Piecemeal DRM-Free Efforts Aren't Going To Unseat Apple's Online Music Dominance
from the keep-trying dept

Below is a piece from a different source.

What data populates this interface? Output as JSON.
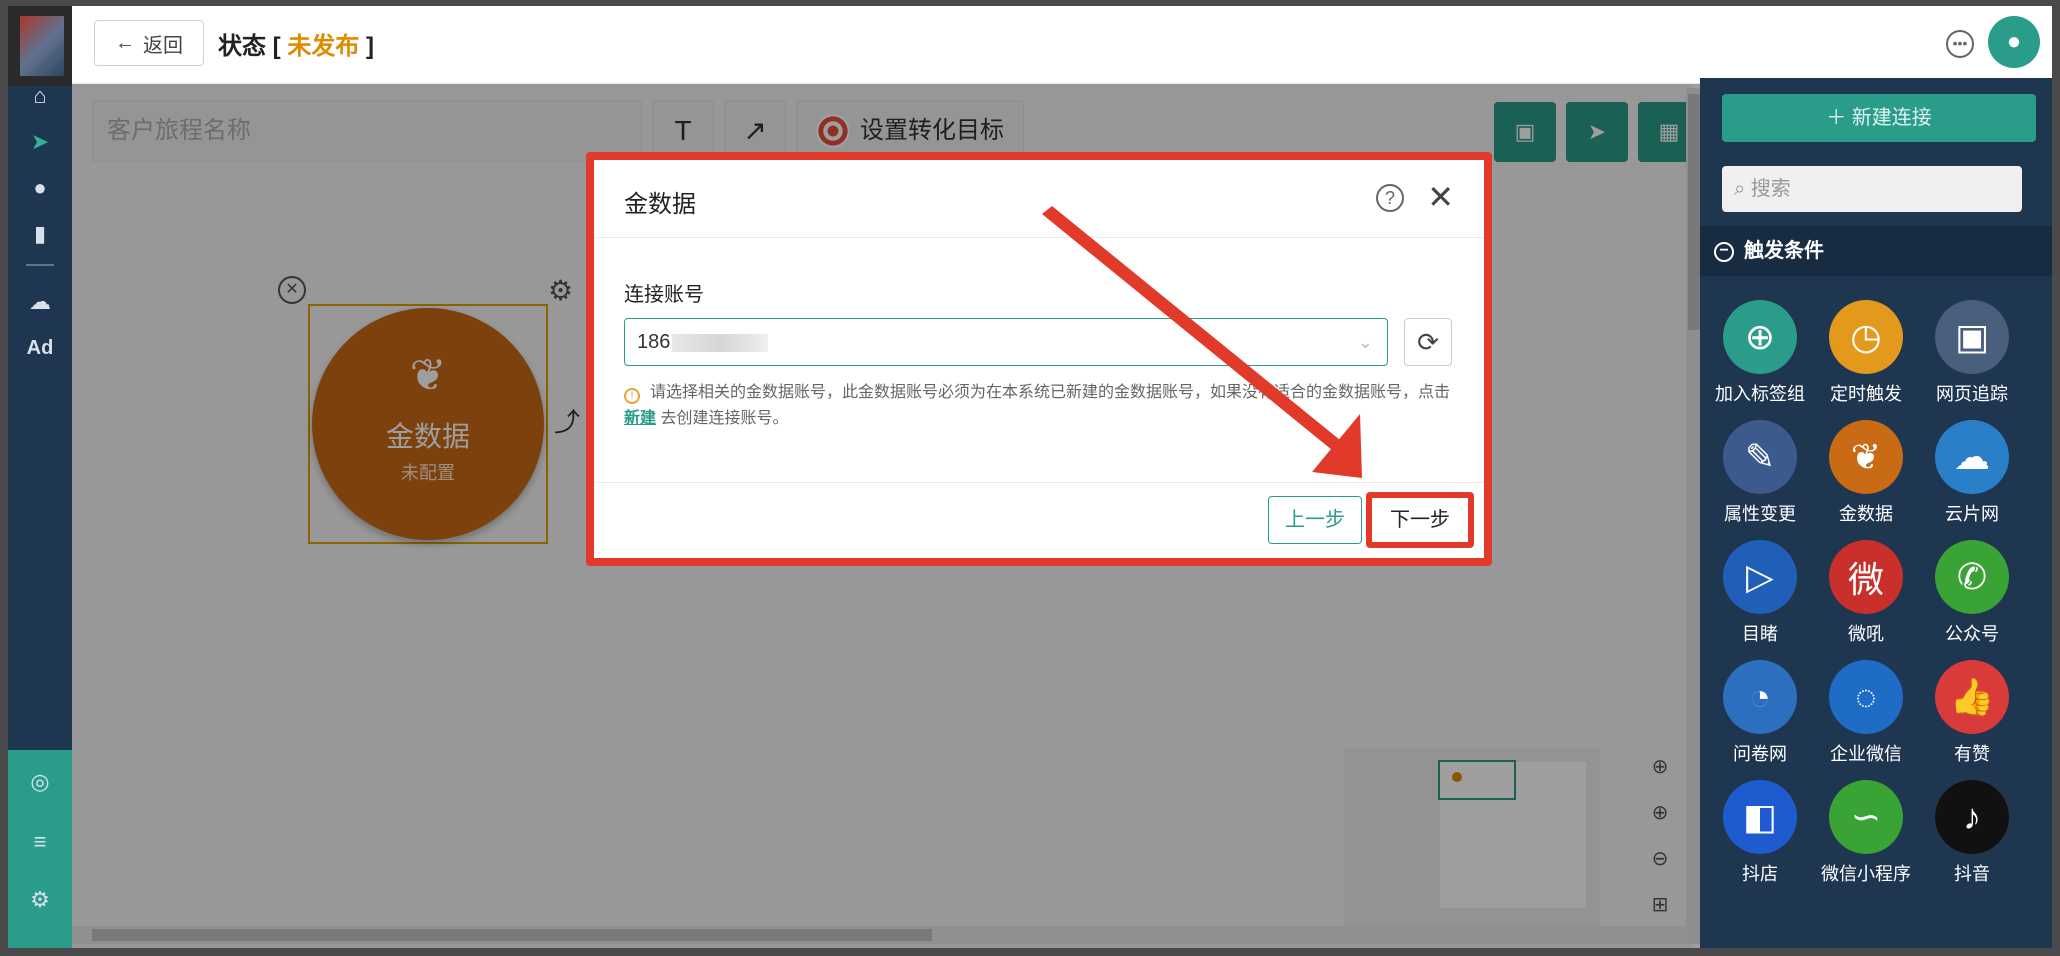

Universal Music announced a couple weeks back that it would begin selling DRM-free music -- but not through the iTunes Music Store, in a bid to undermine Apple's dominance in online music sales. As we pointed out, this wasn't likely to happen, since few people shop for music according to what label it's on, particularly when it's a huge one like Universal. The label now says that its unprotected tracks will be available from a few different sources: a new service called Gbox, and through Wal-Mart's online music store. Both will undercut Apple's price for DRM-free tracks by selling them for 99 and 94 cents respectively, but that's hardly likely to make a difference, particularly in attracting iPod users, nor will it help their businesses since the margins on digital music are already pretty thin. The problem remains that most people don't pay attention to what label their favorite performers are on. Saying "we sell DRM-free songs from Universal/EMI artists" isn't going to have much of an impact in getting people to switch from iTunes, but it does seem to illustrate that labels and other retailers are looking to compete with iTunes on this front, which should be good news for consumers. Still, the iTunes Music Store's dominance will remain until another retailer can somehow convince all the major labels and a wide array of indies to let it sell DRM-free music. As long as Apple's rivals can only use a piecemeal approach to get music they sell onto iPods, it's going to be a long, fruitless, uphill battle. Competing with iTunes on price is only part of the equation. Rivals have to also match its selection; then they have to worry about matching its ease of use as well.